**Data shown**:
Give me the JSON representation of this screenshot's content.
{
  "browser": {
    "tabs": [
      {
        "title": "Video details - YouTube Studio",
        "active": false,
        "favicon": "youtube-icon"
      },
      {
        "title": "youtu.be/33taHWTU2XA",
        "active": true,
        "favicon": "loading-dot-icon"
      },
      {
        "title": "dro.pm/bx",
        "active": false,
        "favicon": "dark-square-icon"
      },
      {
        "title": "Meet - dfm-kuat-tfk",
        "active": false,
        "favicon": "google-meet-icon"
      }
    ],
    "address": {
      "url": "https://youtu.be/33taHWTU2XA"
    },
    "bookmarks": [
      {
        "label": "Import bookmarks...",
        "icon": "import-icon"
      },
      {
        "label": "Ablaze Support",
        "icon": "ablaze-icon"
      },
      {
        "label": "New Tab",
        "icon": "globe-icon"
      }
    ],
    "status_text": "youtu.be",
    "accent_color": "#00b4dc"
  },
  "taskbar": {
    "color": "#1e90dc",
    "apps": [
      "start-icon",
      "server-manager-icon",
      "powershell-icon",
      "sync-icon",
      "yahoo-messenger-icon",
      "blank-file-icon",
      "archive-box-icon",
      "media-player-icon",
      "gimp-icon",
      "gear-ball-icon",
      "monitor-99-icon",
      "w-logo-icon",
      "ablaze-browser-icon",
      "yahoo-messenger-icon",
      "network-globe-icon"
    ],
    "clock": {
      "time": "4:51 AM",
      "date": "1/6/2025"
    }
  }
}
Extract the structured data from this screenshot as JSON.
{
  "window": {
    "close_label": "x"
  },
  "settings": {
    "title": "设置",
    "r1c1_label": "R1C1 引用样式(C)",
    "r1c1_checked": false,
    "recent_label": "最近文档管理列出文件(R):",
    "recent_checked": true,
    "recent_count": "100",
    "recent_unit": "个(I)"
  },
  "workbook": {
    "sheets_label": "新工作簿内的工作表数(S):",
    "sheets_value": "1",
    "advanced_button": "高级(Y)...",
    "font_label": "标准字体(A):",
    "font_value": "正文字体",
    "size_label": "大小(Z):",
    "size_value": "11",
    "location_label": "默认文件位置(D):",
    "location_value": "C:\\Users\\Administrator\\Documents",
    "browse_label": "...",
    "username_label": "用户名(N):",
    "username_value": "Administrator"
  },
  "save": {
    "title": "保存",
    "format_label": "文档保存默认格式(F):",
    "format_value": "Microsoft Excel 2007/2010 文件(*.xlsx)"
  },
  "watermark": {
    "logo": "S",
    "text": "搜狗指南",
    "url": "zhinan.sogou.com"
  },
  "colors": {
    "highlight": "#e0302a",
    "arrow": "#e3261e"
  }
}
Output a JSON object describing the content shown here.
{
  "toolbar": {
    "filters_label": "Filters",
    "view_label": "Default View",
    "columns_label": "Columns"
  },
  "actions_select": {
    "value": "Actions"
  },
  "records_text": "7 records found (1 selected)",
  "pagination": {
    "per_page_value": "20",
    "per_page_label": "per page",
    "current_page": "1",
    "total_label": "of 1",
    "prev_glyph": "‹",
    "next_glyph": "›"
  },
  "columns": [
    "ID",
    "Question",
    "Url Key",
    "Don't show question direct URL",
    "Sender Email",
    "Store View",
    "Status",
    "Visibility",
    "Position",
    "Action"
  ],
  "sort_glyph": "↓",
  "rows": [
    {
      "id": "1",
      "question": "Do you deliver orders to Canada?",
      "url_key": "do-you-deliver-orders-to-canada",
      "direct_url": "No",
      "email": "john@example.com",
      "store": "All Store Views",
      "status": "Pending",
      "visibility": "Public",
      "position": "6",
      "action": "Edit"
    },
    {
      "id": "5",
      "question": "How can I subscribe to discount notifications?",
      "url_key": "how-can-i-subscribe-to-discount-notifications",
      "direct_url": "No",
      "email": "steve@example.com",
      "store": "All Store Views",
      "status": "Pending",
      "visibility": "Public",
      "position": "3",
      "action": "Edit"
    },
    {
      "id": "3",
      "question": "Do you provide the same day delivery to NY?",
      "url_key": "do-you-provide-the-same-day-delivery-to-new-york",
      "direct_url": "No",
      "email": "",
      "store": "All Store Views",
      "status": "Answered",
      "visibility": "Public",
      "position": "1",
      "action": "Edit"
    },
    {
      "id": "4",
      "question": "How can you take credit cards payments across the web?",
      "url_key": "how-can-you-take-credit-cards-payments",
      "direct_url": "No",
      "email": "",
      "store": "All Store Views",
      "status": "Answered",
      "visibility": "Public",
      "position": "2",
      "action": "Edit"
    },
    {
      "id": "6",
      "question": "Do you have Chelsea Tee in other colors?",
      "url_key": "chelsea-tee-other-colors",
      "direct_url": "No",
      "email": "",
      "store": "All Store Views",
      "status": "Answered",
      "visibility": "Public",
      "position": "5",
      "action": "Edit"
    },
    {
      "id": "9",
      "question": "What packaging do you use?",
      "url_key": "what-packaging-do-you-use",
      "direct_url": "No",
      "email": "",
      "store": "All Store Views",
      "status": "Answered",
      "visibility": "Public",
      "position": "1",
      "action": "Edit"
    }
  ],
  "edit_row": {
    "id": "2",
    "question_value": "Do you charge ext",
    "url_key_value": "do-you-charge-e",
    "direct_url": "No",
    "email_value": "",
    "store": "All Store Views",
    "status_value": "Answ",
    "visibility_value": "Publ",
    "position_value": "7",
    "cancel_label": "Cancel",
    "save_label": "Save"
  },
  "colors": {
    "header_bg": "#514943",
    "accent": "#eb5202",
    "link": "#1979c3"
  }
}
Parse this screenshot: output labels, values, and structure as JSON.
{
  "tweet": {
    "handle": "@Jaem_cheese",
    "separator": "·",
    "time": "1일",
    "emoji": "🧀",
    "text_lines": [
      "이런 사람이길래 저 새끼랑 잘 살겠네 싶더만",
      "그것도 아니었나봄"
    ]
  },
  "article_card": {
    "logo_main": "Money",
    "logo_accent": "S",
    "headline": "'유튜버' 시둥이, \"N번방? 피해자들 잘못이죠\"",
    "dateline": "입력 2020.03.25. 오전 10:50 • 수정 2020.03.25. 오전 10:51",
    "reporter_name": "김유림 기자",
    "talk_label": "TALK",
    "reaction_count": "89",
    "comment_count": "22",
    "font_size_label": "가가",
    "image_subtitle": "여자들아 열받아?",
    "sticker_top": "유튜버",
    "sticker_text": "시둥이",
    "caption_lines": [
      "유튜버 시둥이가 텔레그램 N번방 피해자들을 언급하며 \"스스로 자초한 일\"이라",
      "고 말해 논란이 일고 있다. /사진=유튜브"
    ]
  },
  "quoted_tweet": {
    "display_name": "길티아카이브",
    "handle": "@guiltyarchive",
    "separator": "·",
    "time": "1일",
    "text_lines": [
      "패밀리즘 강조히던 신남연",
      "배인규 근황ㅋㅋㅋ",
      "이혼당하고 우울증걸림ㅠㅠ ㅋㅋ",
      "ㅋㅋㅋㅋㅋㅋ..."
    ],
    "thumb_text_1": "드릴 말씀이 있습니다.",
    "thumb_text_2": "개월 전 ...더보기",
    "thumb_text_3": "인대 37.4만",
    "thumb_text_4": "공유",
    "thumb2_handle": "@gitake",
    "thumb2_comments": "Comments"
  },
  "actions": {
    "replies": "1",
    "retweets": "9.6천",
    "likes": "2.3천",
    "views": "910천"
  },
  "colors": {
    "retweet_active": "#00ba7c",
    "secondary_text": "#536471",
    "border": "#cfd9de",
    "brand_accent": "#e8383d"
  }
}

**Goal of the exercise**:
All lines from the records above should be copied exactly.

**Result**:
Give me the JSON representation of this screenshot's content.
{
  "browser": {
    "tabs": [
      {
        "title": "Video details - YouTube Studio",
        "active": false,
        "favicon": "youtube-icon"
      },
      {
        "title": "youtu.be/33taHWTU2XA",
        "active": true,
        "favicon": "loading-dot-icon"
      },
      {
        "title": "dro.pm/bx",
        "active": false,
        "favicon": "dark-square-icon"
      },
      {
        "title": "Meet - dfm-kuat-tfk",
        "active": false,
        "favicon": "google-meet-icon"
      }
    ],
    "address": {
      "url": "https://youtu.be/33taHWTU2XA"
    },
    "bookmarks": [
      {
        "label": "Import bookmarks...",
        "icon": "import-icon"
      },
      {
        "label": "Ablaze Support",
        "icon": "ablaze-icon"
      },
      {
        "label": "New Tab",
        "icon": "globe-icon"
      }
    ],
    "status_text": "youtu.be",
    "accent_color": "#00b4dc"
  },
  "taskbar": {
    "color": "#1e90dc",
    "apps": [
      "start-icon",
      "server-manager-icon",
      "powershell-icon",
      "sync-icon",
      "yahoo-messenger-icon",
      "blank-file-icon",
      "archive-box-icon",
      "media-player-icon",
      "gimp-icon",
      "gear-ball-icon",
      "monitor-99-icon",
      "w-logo-icon",
      "ablaze-browser-icon",
      "yahoo-messenger-icon",
      "network-globe-icon"
    ],
    "clock": {
      "time": "4:51 AM",
      "date": "1/6/2025"
    }
  }
}
Extract the structured data from this screenshot as JSON.
{
  "window": {
    "close_label": "x"
  },
  "settings": {
    "title": "设置",
    "r1c1_label": "R1C1 引用样式(C)",
    "r1c1_checked": false,
    "recent_label": "最近文档管理列出文件(R):",
    "recent_checked": true,
    "recent_count": "100",
    "recent_unit": "个(I)"
  },
  "workbook": {
    "sheets_label": "新工作簿内的工作表数(S):",
    "sheets_value": "1",
    "advanced_button": "高级(Y)...",
    "font_label": "标准字体(A):",
    "font_value": "正文字体",
    "size_label": "大小(Z):",
    "size_value": "11",
    "location_label": "默认文件位置(D):",
    "location_value": "C:\\Users\\Administrator\\Documents",
    "browse_label": "...",
    "username_label": "用户名(N):",
    "username_value": "Administrator"
  },
  "save": {
    "title": "保存",
    "format_label": "文档保存默认格式(F):",
    "format_value": "Microsoft Excel 2007/2010 文件(*.xlsx)"
  },
  "watermark": {
    "logo": "S",
    "text": "搜狗指南",
    "url": "zhinan.sogou.com"
  },
  "colors": {
    "highlight": "#e0302a",
    "arrow": "#e3261e"
  }
}
Output a JSON object describing the content shown here.
{
  "toolbar": {
    "filters_label": "Filters",
    "view_label": "Default View",
    "columns_label": "Columns"
  },
  "actions_select": {
    "value": "Actions"
  },
  "records_text": "7 records found (1 selected)",
  "pagination": {
    "per_page_value": "20",
    "per_page_label": "per page",
    "current_page": "1",
    "total_label": "of 1",
    "prev_glyph": "‹",
    "next_glyph": "›"
  },
  "columns": [
    "ID",
    "Question",
    "Url Key",
    "Don't show question direct URL",
    "Sender Email",
    "Store View",
    "Status",
    "Visibility",
    "Position",
    "Action"
  ],
  "sort_glyph": "↓",
  "rows": [
    {
      "id": "1",
      "question": "Do you deliver orders to Canada?",
      "url_key": "do-you-deliver-orders-to-canada",
      "direct_url": "No",
      "email": "john@example.com",
      "store": "All Store Views",
      "status": "Pending",
      "visibility": "Public",
      "position": "6",
      "action": "Edit"
    },
    {
      "id": "5",
      "question": "How can I subscribe to discount notifications?",
      "url_key": "how-can-i-subscribe-to-discount-notifications",
      "direct_url": "No",
      "email": "steve@example.com",
      "store": "All Store Views",
      "status": "Pending",
      "visibility": "Public",
      "position": "3",
      "action": "Edit"
    },
    {
      "id": "3",
      "question": "Do you provide the same day delivery to NY?",
      "url_key": "do-you-provide-the-same-day-delivery-to-new-york",
      "direct_url": "No",
      "email": "",
      "store": "All Store Views",
      "status": "Answered",
      "visibility": "Public",
      "position": "1",
      "action": "Edit"
    },
    {
      "id": "4",
      "question": "How can you take credit cards payments across the web?",
      "url_key": "how-can-you-take-credit-cards-payments",
      "direct_url": "No",
      "email": "",
      "store": "All Store Views",
      "status": "Answered",
      "visibility": "Public",
      "position": "2",
      "action": "Edit"
    },
    {
      "id": "6",
      "question": "Do you have Chelsea Tee in other colors?",
      "url_key": "chelsea-tee-other-colors",
      "direct_url": "No",
      "email": "",
      "store": "All Store Views",
      "status": "Answered",
      "visibility": "Public",
      "position": "5",
      "action": "Edit"
    },
    {
      "id": "9",
      "question": "What packaging do you use?",
      "url_key": "what-packaging-do-you-use",
      "direct_url": "No",
      "email": "",
      "store": "All Store Views",
      "status": "Answered",
      "visibility": "Public",
      "position": "1",
      "action": "Edit"
    }
  ],
  "edit_row": {
    "id": "2",
    "question_value": "Do you charge ext",
    "url_key_value": "do-you-charge-e",
    "direct_url": "No",
    "email_value": "",
    "store": "All Store Views",
    "status_value": "Answ",
    "visibility_value": "Publ",
    "position_value": "7",
    "cancel_label": "Cancel",
    "save_label": "Save"
  },
  "colors": {
    "header_bg": "#514943",
    "accent": "#eb5202",
    "link": "#1979c3"
  }
}
Parse this screenshot: output labels, values, and structure as JSON.
{
  "tweet": {
    "handle": "@Jaem_cheese",
    "separator": "·",
    "time": "1일",
    "emoji": "🧀",
    "text_lines": [
      "이런 사람이길래 저 새끼랑 잘 살겠네 싶더만",
      "그것도 아니었나봄"
    ]
  },
  "article_card": {
    "logo_main": "Money",
    "logo_accent": "S",
    "headline": "'유튜버' 시둥이, \"N번방? 피해자들 잘못이죠\"",
    "dateline": "입력 2020.03.25. 오전 10:50 • 수정 2020.03.25. 오전 10:51",
    "reporter_name": "김유림 기자",
    "talk_label": "TALK",
    "reaction_count": "89",
    "comment_count": "22",
    "font_size_label": "가가",
    "image_subtitle": "여자들아 열받아?",
    "sticker_top": "유튜버",
    "sticker_text": "시둥이",
    "caption_lines": [
      "유튜버 시둥이가 텔레그램 N번방 피해자들을 언급하며 \"스스로 자초한 일\"이라",
      "고 말해 논란이 일고 있다. /사진=유튜브"
    ]
  },
  "quoted_tweet": {
    "display_name": "길티아카이브",
    "handle": "@guiltyarchive",
    "separator": "·",
    "time": "1일",
    "text_lines": [
      "패밀리즘 강조히던 신남연",
      "배인규 근황ㅋㅋㅋ",
      "이혼당하고 우울증걸림ㅠㅠ ㅋㅋ",
      "ㅋㅋㅋㅋㅋㅋ..."
    ],
    "thumb_text_1": "드릴 말씀이 있습니다.",
    "thumb_text_2": "개월 전 ...더보기",
    "thumb_text_3": "인대 37.4만",
    "thumb_text_4": "공유",
    "thumb2_handle": "@gitake",
    "thumb2_comments": "Comments"
  },
  "actions": {
    "replies": "1",
    "retweets": "9.6천",
    "likes": "2.3천",
    "views": "910천"
  },
  "colors": {
    "retweet_active": "#00ba7c",
    "secondary_text": "#536471",
    "border": "#cfd9de",
    "brand_accent": "#e8383d"
  }
}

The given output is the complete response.